### Source data

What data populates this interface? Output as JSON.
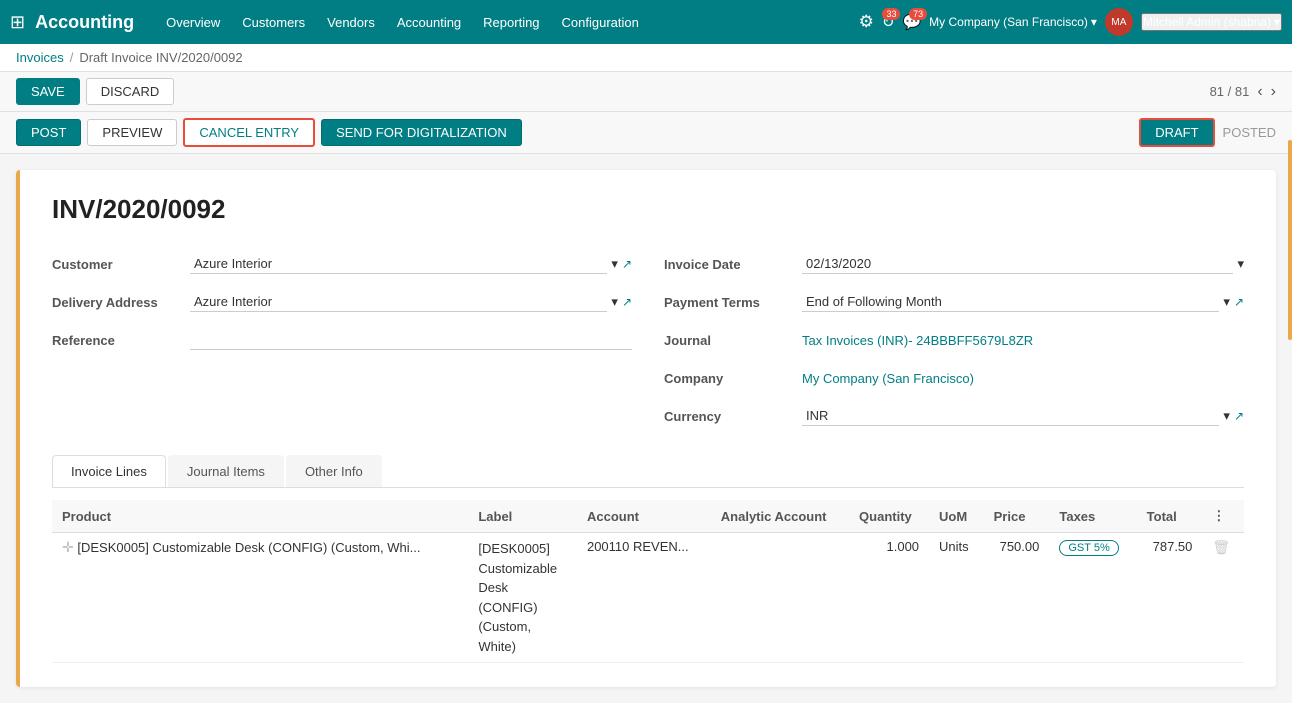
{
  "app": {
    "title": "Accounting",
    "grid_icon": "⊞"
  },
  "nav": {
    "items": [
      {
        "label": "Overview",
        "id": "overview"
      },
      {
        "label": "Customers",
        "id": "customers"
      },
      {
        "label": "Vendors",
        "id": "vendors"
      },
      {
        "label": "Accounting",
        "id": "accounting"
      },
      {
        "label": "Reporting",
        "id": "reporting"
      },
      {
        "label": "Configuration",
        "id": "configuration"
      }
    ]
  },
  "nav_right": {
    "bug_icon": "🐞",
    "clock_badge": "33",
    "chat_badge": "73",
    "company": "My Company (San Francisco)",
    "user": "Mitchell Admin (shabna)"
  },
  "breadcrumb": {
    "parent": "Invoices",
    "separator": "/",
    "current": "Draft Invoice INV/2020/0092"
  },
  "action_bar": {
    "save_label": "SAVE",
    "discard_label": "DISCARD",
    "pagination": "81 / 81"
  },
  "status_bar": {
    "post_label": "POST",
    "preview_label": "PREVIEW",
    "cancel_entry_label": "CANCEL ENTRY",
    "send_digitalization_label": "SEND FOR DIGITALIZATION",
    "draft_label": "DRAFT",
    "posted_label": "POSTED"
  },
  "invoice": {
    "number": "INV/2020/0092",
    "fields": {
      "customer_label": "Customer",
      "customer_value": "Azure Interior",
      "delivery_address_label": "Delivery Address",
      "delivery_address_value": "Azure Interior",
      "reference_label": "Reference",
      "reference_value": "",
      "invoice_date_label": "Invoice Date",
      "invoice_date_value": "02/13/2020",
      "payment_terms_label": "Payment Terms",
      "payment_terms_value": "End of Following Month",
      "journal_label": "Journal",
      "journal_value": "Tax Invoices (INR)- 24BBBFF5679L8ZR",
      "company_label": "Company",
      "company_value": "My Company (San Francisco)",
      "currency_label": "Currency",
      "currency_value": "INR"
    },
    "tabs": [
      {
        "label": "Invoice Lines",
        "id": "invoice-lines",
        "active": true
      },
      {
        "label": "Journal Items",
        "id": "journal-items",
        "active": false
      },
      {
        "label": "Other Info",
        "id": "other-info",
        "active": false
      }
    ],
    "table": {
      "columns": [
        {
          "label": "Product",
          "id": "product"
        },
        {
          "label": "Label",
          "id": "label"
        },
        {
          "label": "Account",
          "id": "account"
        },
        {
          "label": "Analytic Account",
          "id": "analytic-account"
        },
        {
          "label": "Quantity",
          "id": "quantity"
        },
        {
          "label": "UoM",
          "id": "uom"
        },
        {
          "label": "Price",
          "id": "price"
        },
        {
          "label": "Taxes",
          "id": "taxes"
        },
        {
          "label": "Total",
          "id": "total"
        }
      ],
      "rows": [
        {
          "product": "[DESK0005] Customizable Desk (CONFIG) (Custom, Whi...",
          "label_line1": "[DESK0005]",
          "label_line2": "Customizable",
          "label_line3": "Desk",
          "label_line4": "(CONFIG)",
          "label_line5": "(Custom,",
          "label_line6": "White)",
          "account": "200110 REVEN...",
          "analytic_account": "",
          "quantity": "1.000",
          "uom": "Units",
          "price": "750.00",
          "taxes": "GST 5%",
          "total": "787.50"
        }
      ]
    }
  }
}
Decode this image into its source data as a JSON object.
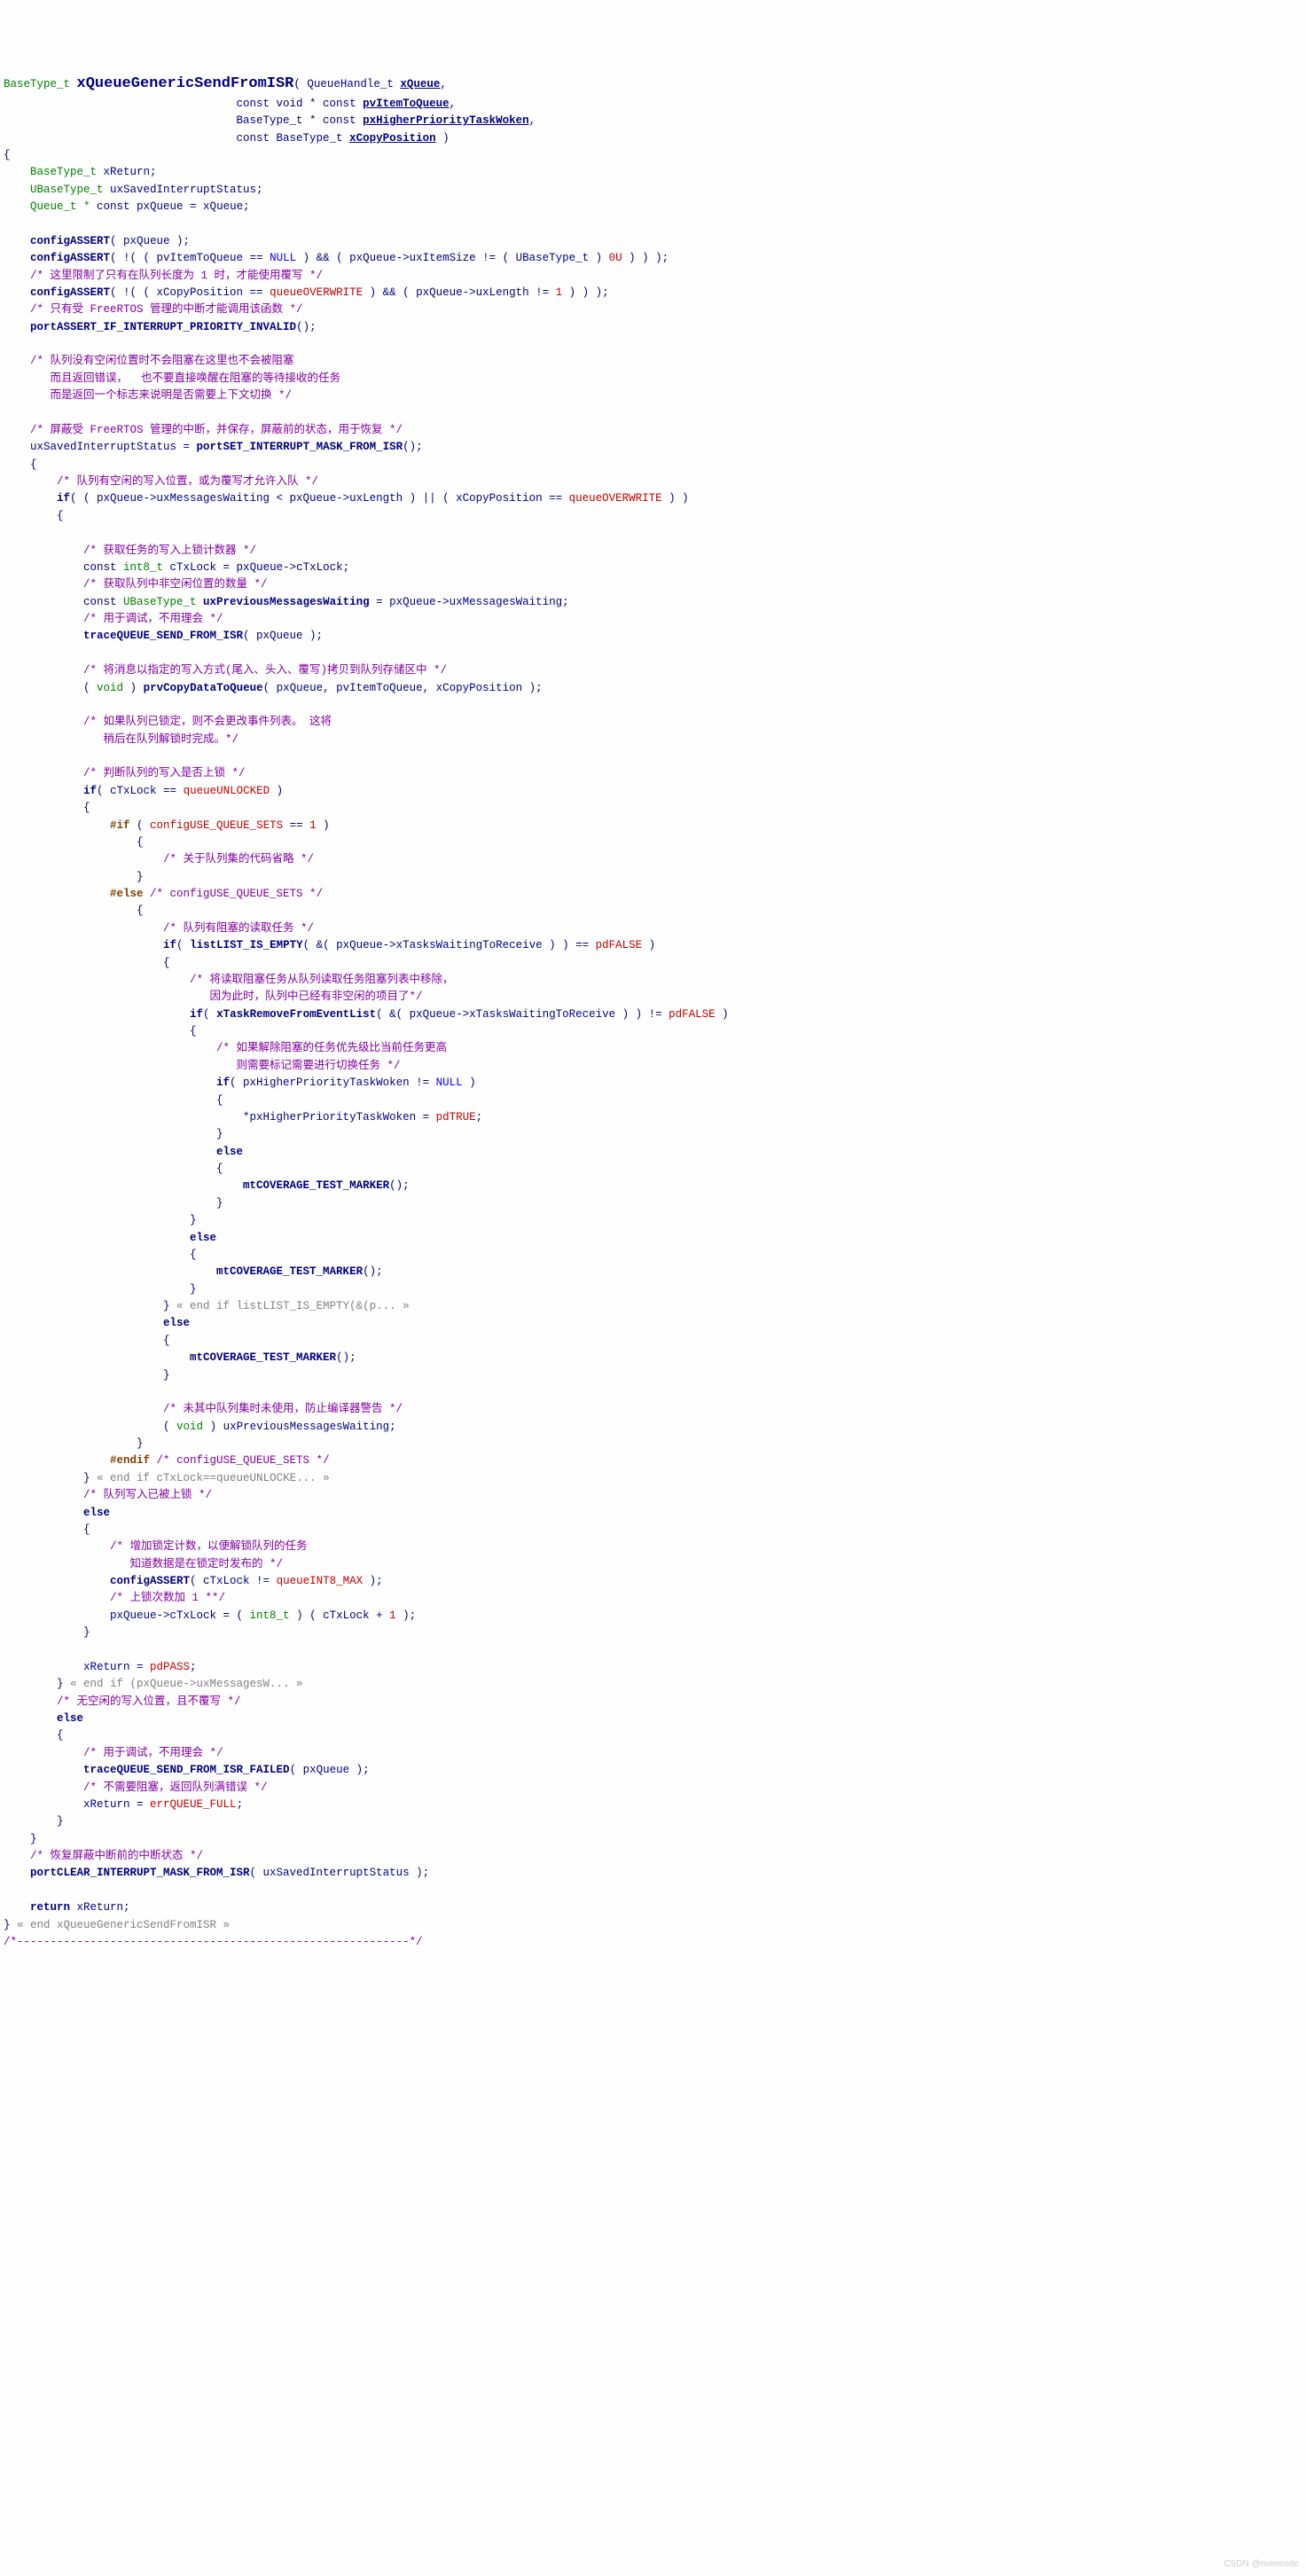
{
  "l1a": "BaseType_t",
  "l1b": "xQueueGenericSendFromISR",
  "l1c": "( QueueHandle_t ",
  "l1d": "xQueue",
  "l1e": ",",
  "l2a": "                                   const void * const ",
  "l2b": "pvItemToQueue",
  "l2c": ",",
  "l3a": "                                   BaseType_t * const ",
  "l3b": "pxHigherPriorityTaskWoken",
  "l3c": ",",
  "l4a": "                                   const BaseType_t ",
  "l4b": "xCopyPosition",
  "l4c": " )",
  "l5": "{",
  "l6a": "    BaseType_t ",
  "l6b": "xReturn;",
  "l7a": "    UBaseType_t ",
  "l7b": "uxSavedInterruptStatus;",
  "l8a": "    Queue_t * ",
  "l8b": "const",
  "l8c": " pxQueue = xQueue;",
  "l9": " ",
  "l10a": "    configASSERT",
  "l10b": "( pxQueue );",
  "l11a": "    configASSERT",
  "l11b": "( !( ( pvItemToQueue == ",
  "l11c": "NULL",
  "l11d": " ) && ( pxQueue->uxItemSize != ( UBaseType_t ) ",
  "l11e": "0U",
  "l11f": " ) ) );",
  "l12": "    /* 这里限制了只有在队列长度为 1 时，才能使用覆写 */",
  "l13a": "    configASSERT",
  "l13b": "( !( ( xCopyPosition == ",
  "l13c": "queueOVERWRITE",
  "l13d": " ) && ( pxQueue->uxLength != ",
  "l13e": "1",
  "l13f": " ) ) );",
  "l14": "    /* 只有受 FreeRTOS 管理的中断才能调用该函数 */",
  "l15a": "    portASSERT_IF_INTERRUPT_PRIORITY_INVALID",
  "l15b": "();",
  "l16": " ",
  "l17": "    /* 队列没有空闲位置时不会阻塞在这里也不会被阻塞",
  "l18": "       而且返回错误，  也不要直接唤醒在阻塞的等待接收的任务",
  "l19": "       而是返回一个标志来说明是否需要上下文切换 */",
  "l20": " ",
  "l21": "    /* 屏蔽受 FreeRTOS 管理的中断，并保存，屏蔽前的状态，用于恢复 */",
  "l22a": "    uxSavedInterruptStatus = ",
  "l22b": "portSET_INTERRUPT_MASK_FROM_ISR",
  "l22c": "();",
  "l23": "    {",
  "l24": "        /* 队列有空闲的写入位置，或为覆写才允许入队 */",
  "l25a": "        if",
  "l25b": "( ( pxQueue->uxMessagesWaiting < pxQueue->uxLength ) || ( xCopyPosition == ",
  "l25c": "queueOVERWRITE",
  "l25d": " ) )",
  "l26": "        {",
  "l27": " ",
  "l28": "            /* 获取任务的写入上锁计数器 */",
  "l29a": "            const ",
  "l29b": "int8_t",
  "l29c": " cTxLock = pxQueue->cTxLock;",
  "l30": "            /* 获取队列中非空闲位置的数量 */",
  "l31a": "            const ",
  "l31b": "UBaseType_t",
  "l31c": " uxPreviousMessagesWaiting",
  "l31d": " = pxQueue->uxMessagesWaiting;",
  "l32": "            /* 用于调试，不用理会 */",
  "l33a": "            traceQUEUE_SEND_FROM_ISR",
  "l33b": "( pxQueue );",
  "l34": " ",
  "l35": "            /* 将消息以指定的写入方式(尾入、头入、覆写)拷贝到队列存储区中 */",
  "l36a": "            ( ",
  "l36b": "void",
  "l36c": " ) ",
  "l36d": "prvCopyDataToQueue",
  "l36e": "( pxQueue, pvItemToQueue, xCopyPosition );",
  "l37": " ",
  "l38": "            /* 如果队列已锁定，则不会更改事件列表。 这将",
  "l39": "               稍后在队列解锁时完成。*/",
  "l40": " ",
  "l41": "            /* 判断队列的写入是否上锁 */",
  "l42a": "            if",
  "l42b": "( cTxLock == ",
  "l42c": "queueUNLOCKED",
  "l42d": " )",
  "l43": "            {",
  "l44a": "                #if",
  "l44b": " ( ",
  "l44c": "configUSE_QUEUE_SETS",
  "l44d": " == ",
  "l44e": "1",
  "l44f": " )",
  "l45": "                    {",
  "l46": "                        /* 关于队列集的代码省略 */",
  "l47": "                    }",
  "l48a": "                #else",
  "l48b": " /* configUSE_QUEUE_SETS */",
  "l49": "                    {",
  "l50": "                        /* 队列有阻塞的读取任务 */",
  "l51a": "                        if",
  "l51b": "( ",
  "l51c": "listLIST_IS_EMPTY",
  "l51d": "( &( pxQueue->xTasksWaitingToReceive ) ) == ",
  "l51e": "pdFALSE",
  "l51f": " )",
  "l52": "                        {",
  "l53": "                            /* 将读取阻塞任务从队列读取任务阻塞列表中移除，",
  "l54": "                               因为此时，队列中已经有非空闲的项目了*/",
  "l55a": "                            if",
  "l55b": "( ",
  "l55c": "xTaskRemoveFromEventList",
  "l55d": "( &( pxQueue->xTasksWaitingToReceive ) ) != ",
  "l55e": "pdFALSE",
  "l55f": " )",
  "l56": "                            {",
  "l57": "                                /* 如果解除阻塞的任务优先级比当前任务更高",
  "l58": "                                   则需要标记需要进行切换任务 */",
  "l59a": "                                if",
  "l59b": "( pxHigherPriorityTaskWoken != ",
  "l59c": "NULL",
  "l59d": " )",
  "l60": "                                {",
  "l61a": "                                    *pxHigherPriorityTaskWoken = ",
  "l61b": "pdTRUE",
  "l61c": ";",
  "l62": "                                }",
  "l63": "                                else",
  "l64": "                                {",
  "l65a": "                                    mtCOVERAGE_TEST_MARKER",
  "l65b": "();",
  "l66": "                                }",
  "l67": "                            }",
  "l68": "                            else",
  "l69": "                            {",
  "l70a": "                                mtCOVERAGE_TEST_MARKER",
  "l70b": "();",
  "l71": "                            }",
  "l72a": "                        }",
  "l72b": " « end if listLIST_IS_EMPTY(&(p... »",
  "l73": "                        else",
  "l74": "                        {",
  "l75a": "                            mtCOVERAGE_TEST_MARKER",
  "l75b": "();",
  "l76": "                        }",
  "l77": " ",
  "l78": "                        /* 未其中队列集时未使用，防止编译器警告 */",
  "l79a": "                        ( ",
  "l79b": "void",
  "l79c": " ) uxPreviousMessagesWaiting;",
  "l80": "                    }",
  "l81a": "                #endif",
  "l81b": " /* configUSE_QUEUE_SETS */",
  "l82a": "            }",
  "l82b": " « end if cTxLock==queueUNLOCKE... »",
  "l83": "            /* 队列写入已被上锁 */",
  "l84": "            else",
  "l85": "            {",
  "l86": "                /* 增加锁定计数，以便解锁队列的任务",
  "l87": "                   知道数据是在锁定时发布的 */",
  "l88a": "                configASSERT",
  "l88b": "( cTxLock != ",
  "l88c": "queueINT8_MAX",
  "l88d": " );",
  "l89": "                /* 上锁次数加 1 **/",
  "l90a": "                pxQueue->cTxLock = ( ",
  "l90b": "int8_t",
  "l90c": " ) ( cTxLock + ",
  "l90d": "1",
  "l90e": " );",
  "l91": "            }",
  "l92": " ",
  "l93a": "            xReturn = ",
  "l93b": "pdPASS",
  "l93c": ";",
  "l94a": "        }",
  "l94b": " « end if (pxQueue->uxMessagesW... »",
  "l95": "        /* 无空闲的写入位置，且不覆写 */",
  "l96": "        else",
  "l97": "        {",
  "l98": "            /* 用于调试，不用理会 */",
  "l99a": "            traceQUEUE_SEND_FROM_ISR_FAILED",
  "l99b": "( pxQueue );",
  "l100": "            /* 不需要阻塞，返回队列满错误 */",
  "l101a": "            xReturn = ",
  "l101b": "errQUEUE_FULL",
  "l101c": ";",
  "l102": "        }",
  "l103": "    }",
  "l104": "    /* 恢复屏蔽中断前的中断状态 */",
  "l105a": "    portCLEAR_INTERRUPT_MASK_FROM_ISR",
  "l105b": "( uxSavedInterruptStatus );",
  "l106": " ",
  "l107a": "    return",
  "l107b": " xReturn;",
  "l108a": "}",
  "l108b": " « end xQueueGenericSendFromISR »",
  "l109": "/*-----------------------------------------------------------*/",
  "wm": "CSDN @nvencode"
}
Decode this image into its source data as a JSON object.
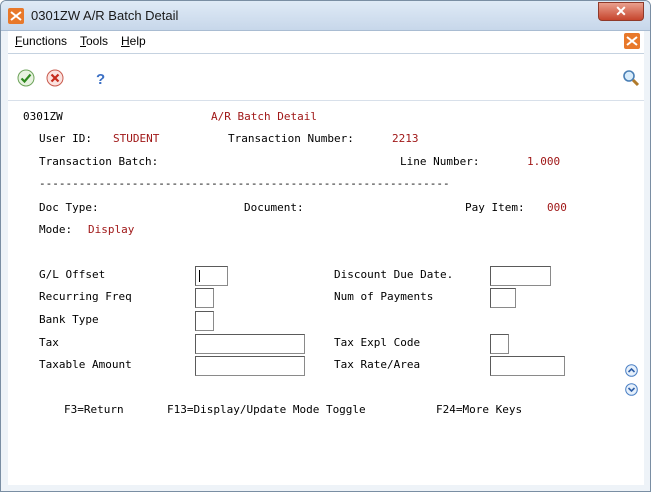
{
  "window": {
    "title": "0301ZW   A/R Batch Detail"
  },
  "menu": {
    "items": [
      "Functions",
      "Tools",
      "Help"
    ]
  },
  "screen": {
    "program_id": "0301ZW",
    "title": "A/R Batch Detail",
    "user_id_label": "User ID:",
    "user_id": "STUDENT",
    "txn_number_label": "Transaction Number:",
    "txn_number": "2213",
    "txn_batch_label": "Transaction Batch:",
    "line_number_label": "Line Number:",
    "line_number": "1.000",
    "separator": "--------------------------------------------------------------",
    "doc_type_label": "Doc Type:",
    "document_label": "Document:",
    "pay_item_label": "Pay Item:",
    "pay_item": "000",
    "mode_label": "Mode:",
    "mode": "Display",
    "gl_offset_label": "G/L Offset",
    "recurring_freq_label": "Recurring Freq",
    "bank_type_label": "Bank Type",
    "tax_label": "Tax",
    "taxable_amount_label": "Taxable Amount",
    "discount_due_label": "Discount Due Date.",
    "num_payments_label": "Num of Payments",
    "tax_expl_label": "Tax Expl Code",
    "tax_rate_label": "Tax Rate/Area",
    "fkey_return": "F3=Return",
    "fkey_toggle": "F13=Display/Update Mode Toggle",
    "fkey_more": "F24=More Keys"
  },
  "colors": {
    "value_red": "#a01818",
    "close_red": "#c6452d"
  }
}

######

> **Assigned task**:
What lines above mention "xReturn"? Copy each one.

> **Result**:
  "l6b": "xReturn;",
  "l93a": "            xReturn = ",
  "l101a": "            xReturn = ",
  "l107b": " xReturn;",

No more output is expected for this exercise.